DATA Block Start

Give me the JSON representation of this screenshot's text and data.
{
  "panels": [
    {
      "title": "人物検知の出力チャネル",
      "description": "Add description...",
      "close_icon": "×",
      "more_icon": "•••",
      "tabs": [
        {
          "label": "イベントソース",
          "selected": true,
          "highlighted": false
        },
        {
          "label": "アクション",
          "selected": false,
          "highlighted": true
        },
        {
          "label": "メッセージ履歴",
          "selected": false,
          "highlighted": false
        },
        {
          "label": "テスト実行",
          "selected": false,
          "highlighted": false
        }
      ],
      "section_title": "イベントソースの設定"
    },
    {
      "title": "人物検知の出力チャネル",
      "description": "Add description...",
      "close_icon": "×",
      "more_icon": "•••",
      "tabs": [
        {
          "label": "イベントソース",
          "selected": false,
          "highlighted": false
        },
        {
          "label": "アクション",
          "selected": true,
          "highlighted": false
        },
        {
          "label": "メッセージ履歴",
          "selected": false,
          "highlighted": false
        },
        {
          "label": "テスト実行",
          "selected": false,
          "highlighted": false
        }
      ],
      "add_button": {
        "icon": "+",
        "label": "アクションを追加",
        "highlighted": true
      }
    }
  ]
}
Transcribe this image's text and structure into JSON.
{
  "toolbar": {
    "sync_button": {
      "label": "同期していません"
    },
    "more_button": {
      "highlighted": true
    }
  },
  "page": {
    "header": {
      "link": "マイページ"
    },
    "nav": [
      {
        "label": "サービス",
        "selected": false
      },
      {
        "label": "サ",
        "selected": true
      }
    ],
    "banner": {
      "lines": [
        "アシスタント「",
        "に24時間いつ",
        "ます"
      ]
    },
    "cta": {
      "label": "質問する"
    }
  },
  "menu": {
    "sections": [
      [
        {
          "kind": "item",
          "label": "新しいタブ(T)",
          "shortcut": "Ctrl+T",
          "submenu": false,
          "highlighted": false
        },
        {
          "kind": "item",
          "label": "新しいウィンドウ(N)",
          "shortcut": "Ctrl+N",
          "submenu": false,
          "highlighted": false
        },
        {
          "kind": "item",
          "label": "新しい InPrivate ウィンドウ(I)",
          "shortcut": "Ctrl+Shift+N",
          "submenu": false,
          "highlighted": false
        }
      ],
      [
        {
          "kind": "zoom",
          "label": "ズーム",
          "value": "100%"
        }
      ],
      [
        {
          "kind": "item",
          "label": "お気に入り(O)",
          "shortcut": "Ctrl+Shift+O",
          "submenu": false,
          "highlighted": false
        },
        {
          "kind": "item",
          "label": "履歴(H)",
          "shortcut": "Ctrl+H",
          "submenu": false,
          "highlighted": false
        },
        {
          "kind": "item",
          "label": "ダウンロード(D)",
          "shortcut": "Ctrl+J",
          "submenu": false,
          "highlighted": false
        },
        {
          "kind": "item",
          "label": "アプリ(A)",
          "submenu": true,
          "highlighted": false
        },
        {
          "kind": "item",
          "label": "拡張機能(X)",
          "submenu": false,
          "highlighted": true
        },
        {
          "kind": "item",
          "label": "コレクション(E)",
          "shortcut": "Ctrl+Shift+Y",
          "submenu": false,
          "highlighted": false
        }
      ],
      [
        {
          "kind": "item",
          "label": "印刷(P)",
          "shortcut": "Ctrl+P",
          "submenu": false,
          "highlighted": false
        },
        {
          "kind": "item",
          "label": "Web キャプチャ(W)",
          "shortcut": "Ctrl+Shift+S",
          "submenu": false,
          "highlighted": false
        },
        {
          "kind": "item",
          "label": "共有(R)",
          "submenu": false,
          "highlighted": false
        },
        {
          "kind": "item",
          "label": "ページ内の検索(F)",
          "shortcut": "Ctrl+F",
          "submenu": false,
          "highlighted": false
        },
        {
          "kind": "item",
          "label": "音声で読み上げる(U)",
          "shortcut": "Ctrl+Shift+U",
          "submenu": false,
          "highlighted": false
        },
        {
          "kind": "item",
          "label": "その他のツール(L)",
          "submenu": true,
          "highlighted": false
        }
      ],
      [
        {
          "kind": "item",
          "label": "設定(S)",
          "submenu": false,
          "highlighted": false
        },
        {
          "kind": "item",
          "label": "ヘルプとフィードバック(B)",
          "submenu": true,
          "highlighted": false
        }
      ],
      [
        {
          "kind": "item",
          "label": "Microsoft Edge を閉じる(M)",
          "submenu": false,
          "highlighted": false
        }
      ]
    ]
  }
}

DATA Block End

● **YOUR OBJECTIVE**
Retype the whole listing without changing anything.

● **EXPECTED OUTPUT**
Give me the JSON representation of this screenshot's text and data.
{
  "panels": [
    {
      "title": "人物検知の出力チャネル",
      "description": "Add description...",
      "close_icon": "×",
      "more_icon": "•••",
      "tabs": [
        {
          "label": "イベントソース",
          "selected": true,
          "highlighted": false
        },
        {
          "label": "アクション",
          "selected": false,
          "highlighted": true
        },
        {
          "label": "メッセージ履歴",
          "selected": false,
          "highlighted": false
        },
        {
          "label": "テスト実行",
          "selected": false,
          "highlighted": false
        }
      ],
      "section_title": "イベントソースの設定"
    },
    {
      "title": "人物検知の出力チャネル",
      "description": "Add description...",
      "close_icon": "×",
      "more_icon": "•••",
      "tabs": [
        {
          "label": "イベントソース",
          "selected": false,
          "highlighted": false
        },
        {
          "label": "アクション",
          "selected": true,
          "highlighted": false
        },
        {
          "label": "メッセージ履歴",
          "selected": false,
          "highlighted": false
        },
        {
          "label": "テスト実行",
          "selected": false,
          "highlighted": false
        }
      ],
      "add_button": {
        "icon": "+",
        "label": "アクションを追加",
        "highlighted": true
      }
    }
  ]
}
Transcribe this image's text and structure into JSON.
{
  "toolbar": {
    "sync_button": {
      "label": "同期していません"
    },
    "more_button": {
      "highlighted": true
    }
  },
  "page": {
    "header": {
      "link": "マイページ"
    },
    "nav": [
      {
        "label": "サービス",
        "selected": false
      },
      {
        "label": "サ",
        "selected": true
      }
    ],
    "banner": {
      "lines": [
        "アシスタント「",
        "に24時間いつ",
        "ます"
      ]
    },
    "cta": {
      "label": "質問する"
    }
  },
  "menu": {
    "sections": [
      [
        {
          "kind": "item",
          "label": "新しいタブ(T)",
          "shortcut": "Ctrl+T",
          "submenu": false,
          "highlighted": false
        },
        {
          "kind": "item",
          "label": "新しいウィンドウ(N)",
          "shortcut": "Ctrl+N",
          "submenu": false,
          "highlighted": false
        },
        {
          "kind": "item",
          "label": "新しい InPrivate ウィンドウ(I)",
          "shortcut": "Ctrl+Shift+N",
          "submenu": false,
          "highlighted": false
        }
      ],
      [
        {
          "kind": "zoom",
          "label": "ズーム",
          "value": "100%"
        }
      ],
      [
        {
          "kind": "item",
          "label": "お気に入り(O)",
          "shortcut": "Ctrl+Shift+O",
          "submenu": false,
          "highlighted": false
        },
        {
          "kind": "item",
          "label": "履歴(H)",
          "shortcut": "Ctrl+H",
          "submenu": false,
          "highlighted": false
        },
        {
          "kind": "item",
          "label": "ダウンロード(D)",
          "shortcut": "Ctrl+J",
          "submenu": false,
          "highlighted": false
        },
        {
          "kind": "item",
          "label": "アプリ(A)",
          "submenu": true,
          "highlighted": false
        },
        {
          "kind": "item",
          "label": "拡張機能(X)",
          "submenu": false,
          "highlighted": true
        },
        {
          "kind": "item",
          "label": "コレクション(E)",
          "shortcut": "Ctrl+Shift+Y",
          "submenu": false,
          "highlighted": false
        }
      ],
      [
        {
          "kind": "item",
          "label": "印刷(P)",
          "shortcut": "Ctrl+P",
          "submenu": false,
          "highlighted": false
        },
        {
          "kind": "item",
          "label": "Web キャプチャ(W)",
          "shortcut": "Ctrl+Shift+S",
          "submenu": false,
          "highlighted": false
        },
        {
          "kind": "item",
          "label": "共有(R)",
          "submenu": false,
          "highlighted": false
        },
        {
          "kind": "item",
          "label": "ページ内の検索(F)",
          "shortcut": "Ctrl+F",
          "submenu": false,
          "highlighted": false
        },
        {
          "kind": "item",
          "label": "音声で読み上げる(U)",
          "shortcut": "Ctrl+Shift+U",
          "submenu": false,
          "highlighted": false
        },
        {
          "kind": "item",
          "label": "その他のツール(L)",
          "submenu": true,
          "highlighted": false
        }
      ],
      [
        {
          "kind": "item",
          "label": "設定(S)",
          "submenu": false,
          "highlighted": false
        },
        {
          "kind": "item",
          "label": "ヘルプとフィードバック(B)",
          "submenu": true,
          "highlighted": false
        }
      ],
      [
        {
          "kind": "item",
          "label": "Microsoft Edge を閉じる(M)",
          "submenu": false,
          "highlighted": false
        }
      ]
    ]
  }
}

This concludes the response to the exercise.